Margaret and Linley are both Pākehā educators who work for the same service provider in Tauranga. Margaret is in her late 40s or early 50s. She is a registered nurse with no ECE qualifications. She became an educator when her own children were ECE-aged, and stayed when her children started school. Margaret has been an educator for 20 years now. She looks after nine different children over the course of the week.
Linley is in her late 50s or early 60s and has been an educator for 38 years. She has no ECE qualifications, but has 100 points of a playcentre qualification and has completed two Level 3 ECE papers through the Open Polytechnic. Linley did the Open Polytechnic papers when she first started and government was going require eight Introduction to ECE papers. She didn’t finish the qualification because the requirement for the eight papers was removed. She works 7.30am to 6pm and usually has four children with her over the course of the day. She looks after eight different children over the course of the week. This includes one child on a Saturday whose parents work in the retail sector as well as a number of pick-ups from kindergarten during the week.
Both educators like the flexibility of being able choose who they work with. They enjoy the relationships with parents and children, which are maintained even after children start school. They consider their experience as educators and all of the professional development they have taken part in over the years is equivalent to a Level 4 qualification.
They set their own fees for parents. They charge parents between $6 and $7.50 per child per hour. If they know parents are struggling with money, they drop their prices for that family. They also provide discounts for siblings.

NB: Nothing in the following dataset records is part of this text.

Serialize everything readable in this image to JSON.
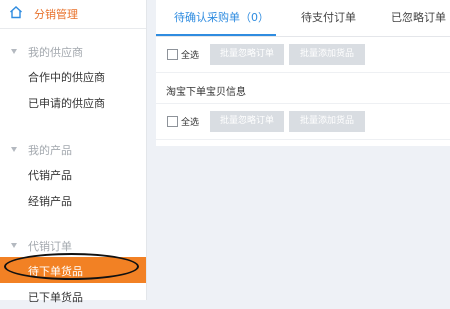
{
  "sidebar": {
    "title": "分销管理",
    "groups": [
      {
        "label": "我的供应商",
        "items": [
          {
            "label": "合作中的供应商"
          },
          {
            "label": "已申请的供应商"
          }
        ]
      },
      {
        "label": "我的产品",
        "items": [
          {
            "label": "代销产品"
          },
          {
            "label": "经销产品"
          }
        ]
      },
      {
        "label": "代销订单",
        "items": [
          {
            "label": "待下单货品",
            "active": true
          },
          {
            "label": "已下单货品"
          }
        ]
      }
    ]
  },
  "tabs": [
    {
      "label": "待确认采购单（0）",
      "active": true
    },
    {
      "label": "待支付订单"
    },
    {
      "label": "已忽略订单（"
    }
  ],
  "toolbar": {
    "select_all": "全选",
    "batch_ignore": "批量忽略订单",
    "batch_add": "批量添加货品"
  },
  "info_row": {
    "text": "淘宝下单宝贝信息"
  },
  "colors": {
    "accent_orange": "#f28124",
    "accent_blue": "#2f8ce0",
    "disabled_button": "#d9dde2"
  }
}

Their service provider collects the fees from parents. The service provider pays the educators the parental fees even if parents are late or default on payments – the service provider has responsibility for chasing up parents for fees. The service provider does not pay educators any of the ECE subsidy for under 2s or 2 and overs. For 20 Hours ECE, the service provider pays the educators $6 per child per hour.
The service provider is a medium sized provider with multiple licences across Waikato, Bay of Plenty and Wellington. Its services include nannies and family caregivers in addition to educators working in their own homes.

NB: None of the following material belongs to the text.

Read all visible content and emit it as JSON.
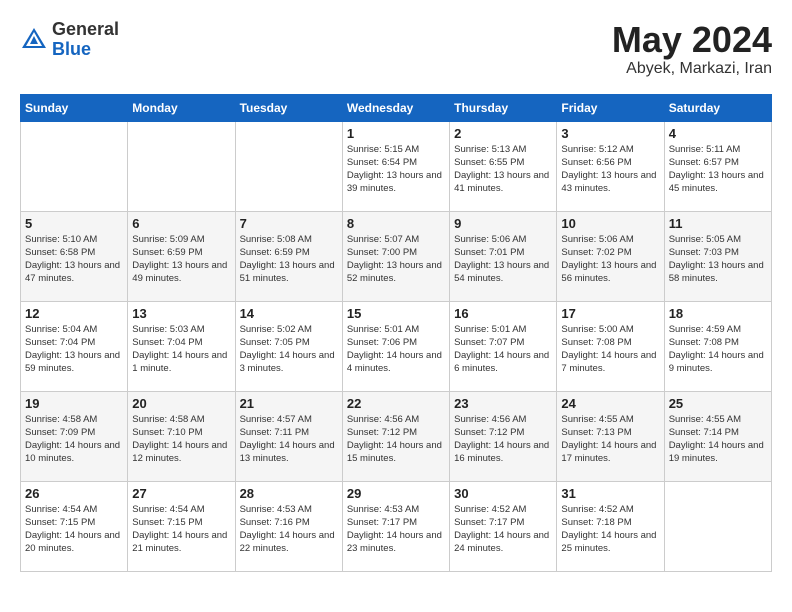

The service provider provides regular professional development and evening workshops for educators. Their visiting teachers visit more than once a month because of the number of children the educators look after (visiting teachers must observe each child in the home once a month). One visit focuses on professional development and next steps, one visit involves going through photos and writing learning stories. The service provider also provides regular playgroups overseen by visiting teachers.
Both Margaret and Linley are very reluctant to enrol in the Level 4 qualification. Their service provider is keen to keep them as educators, because they have a proven track record and are committed to the industry. The service provider looks into whether there are processes that could recognise these educators’ existing skills and experience to eliminate the need for the qualification. Some tertiary providers offer recognition of prior learning (RPL), but only for up to half of the course. The price of RPL and the remainder of the course is the same as doing the full course.
Although Margaret and Linley resent the time and cost of undertaking study, the service provider convinces the educators to undertake RPL and the remainder of the course. The service provider pays half of the cost of RPL and the course, the educators must pay for the other half. Their experience means that they already know at least half of the course content. They complete the other half of the qualification, which takes them six to eight months to complete. About half of the course content is information they are already familiar with, the other half is new information. The new information enhances their practice – they are better able to recognise children’s development and learning milestones.
While they are studying, they cut back their hours, which means they work with fewer children and families. Once they have completed their study, they go back to the same hours as before. Their income remains the same.